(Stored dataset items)

##############################

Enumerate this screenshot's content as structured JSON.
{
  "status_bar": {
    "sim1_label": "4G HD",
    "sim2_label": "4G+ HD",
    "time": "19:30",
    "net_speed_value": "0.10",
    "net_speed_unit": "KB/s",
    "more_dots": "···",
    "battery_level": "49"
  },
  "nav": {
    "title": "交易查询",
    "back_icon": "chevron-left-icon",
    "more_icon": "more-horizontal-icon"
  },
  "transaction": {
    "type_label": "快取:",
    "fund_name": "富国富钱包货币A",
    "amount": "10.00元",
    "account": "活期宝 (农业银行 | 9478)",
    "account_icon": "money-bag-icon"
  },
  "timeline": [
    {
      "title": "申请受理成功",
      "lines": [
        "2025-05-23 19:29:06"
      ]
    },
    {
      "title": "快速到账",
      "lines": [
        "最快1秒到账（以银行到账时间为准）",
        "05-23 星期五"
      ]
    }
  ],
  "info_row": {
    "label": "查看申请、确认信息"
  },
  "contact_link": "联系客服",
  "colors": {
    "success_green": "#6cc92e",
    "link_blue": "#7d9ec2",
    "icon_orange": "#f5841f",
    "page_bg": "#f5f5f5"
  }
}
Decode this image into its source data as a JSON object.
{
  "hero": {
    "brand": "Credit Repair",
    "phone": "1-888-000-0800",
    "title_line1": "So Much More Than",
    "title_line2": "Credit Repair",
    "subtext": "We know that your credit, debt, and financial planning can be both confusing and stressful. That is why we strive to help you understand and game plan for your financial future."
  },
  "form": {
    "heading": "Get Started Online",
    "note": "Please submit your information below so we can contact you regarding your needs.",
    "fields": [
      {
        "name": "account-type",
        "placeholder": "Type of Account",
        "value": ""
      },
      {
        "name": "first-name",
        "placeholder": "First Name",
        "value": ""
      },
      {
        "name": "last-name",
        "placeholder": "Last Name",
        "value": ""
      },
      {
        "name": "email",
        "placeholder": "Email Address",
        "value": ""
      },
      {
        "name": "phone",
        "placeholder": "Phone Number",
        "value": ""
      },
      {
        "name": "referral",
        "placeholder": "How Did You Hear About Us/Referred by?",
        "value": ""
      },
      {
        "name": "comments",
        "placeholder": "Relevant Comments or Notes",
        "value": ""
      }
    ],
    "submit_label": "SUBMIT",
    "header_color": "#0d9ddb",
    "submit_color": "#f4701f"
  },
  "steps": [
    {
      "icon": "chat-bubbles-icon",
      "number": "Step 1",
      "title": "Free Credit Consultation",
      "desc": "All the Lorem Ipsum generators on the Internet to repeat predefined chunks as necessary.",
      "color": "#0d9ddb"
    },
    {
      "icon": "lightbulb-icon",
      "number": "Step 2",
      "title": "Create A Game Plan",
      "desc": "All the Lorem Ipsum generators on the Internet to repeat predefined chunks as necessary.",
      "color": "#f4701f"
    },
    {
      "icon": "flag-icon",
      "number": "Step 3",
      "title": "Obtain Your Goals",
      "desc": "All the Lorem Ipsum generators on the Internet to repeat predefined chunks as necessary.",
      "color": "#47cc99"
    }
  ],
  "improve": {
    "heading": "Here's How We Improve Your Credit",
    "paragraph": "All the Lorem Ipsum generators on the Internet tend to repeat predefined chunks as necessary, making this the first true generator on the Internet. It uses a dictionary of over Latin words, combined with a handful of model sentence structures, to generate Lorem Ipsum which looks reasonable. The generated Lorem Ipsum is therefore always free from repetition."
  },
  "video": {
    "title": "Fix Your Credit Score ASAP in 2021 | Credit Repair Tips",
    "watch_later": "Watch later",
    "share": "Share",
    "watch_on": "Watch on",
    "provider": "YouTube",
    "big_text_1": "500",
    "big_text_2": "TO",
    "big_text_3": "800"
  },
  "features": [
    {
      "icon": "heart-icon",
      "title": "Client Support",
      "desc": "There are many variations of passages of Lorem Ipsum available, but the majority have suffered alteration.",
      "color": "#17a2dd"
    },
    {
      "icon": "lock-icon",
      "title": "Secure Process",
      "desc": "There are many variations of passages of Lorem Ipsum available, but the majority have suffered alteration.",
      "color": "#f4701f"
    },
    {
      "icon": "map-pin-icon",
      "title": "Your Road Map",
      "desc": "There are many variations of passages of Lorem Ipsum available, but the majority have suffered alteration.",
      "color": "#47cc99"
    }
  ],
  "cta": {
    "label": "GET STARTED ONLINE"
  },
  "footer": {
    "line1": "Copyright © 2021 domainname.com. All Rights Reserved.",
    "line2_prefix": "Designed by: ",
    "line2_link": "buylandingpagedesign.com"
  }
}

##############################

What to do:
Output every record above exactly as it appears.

Result:
Enumerate this screenshot's content as structured JSON.
{
  "status_bar": {
    "sim1_label": "4G HD",
    "sim2_label": "4G+ HD",
    "time": "19:30",
    "net_speed_value": "0.10",
    "net_speed_unit": "KB/s",
    "more_dots": "···",
    "battery_level": "49"
  },
  "nav": {
    "title": "交易查询",
    "back_icon": "chevron-left-icon",
    "more_icon": "more-horizontal-icon"
  },
  "transaction": {
    "type_label": "快取:",
    "fund_name": "富国富钱包货币A",
    "amount": "10.00元",
    "account": "活期宝 (农业银行 | 9478)",
    "account_icon": "money-bag-icon"
  },
  "timeline": [
    {
      "title": "申请受理成功",
      "lines": [
        "2025-05-23 19:29:06"
      ]
    },
    {
      "title": "快速到账",
      "lines": [
        "最快1秒到账（以银行到账时间为准）",
        "05-23 星期五"
      ]
    }
  ],
  "info_row": {
    "label": "查看申请、确认信息"
  },
  "contact_link": "联系客服",
  "colors": {
    "success_green": "#6cc92e",
    "link_blue": "#7d9ec2",
    "icon_orange": "#f5841f",
    "page_bg": "#f5f5f5"
  }
}
Decode this image into its source data as a JSON object.
{
  "hero": {
    "brand": "Credit Repair",
    "phone": "1-888-000-0800",
    "title_line1": "So Much More Than",
    "title_line2": "Credit Repair",
    "subtext": "We know that your credit, debt, and financial planning can be both confusing and stressful. That is why we strive to help you understand and game plan for your financial future."
  },
  "form": {
    "heading": "Get Started Online",
    "note": "Please submit your information below so we can contact you regarding your needs.",
    "fields": [
      {
        "name": "account-type",
        "placeholder": "Type of Account",
        "value": ""
      },
      {
        "name": "first-name",
        "placeholder": "First Name",
        "value": ""
      },
      {
        "name": "last-name",
        "placeholder": "Last Name",
        "value": ""
      },
      {
        "name": "email",
        "placeholder": "Email Address",
        "value": ""
      },
      {
        "name": "phone",
        "placeholder": "Phone Number",
        "value": ""
      },
      {
        "name": "referral",
        "placeholder": "How Did You Hear About Us/Referred by?",
        "value": ""
      },
      {
        "name": "comments",
        "placeholder": "Relevant Comments or Notes",
        "value": ""
      }
    ],
    "submit_label": "SUBMIT",
    "header_color": "#0d9ddb",
    "submit_color": "#f4701f"
  },
  "steps": [
    {
      "icon": "chat-bubbles-icon",
      "number": "Step 1",
      "title": "Free Credit Consultation",
      "desc": "All the Lorem Ipsum generators on the Internet to repeat predefined chunks as necessary.",
      "color": "#0d9ddb"
    },
    {
      "icon": "lightbulb-icon",
      "number": "Step 2",
      "title": "Create A Game Plan",
      "desc": "All the Lorem Ipsum generators on the Internet to repeat predefined chunks as necessary.",
      "color": "#f4701f"
    },
    {
      "icon": "flag-icon",
      "number": "Step 3",
      "title": "Obtain Your Goals",
      "desc": "All the Lorem Ipsum generators on the Internet to repeat predefined chunks as necessary.",
      "color": "#47cc99"
    }
  ],
  "improve": {
    "heading": "Here's How We Improve Your Credit",
    "paragraph": "All the Lorem Ipsum generators on the Internet tend to repeat predefined chunks as necessary, making this the first true generator on the Internet. It uses a dictionary of over Latin words, combined with a handful of model sentence structures, to generate Lorem Ipsum which looks reasonable. The generated Lorem Ipsum is therefore always free from repetition."
  },
  "video": {
    "title": "Fix Your Credit Score ASAP in 2021 | Credit Repair Tips",
    "watch_later": "Watch later",
    "share": "Share",
    "watch_on": "Watch on",
    "provider": "YouTube",
    "big_text_1": "500",
    "big_text_2": "TO",
    "big_text_3": "800"
  },
  "features": [
    {
      "icon": "heart-icon",
      "title": "Client Support",
      "desc": "There are many variations of passages of Lorem Ipsum available, but the majority have suffered alteration.",
      "color": "#17a2dd"
    },
    {
      "icon": "lock-icon",
      "title": "Secure Process",
      "desc": "There are many variations of passages of Lorem Ipsum available, but the majority have suffered alteration.",
      "color": "#f4701f"
    },
    {
      "icon": "map-pin-icon",
      "title": "Your Road Map",
      "desc": "There are many variations of passages of Lorem Ipsum available, but the majority have suffered alteration.",
      "color": "#47cc99"
    }
  ],
  "cta": {
    "label": "GET STARTED ONLINE"
  },
  "footer": {
    "line1": "Copyright © 2021 domainname.com. All Rights Reserved.",
    "line2_prefix": "Designed by: ",
    "line2_link": "buylandingpagedesign.com"
  }
}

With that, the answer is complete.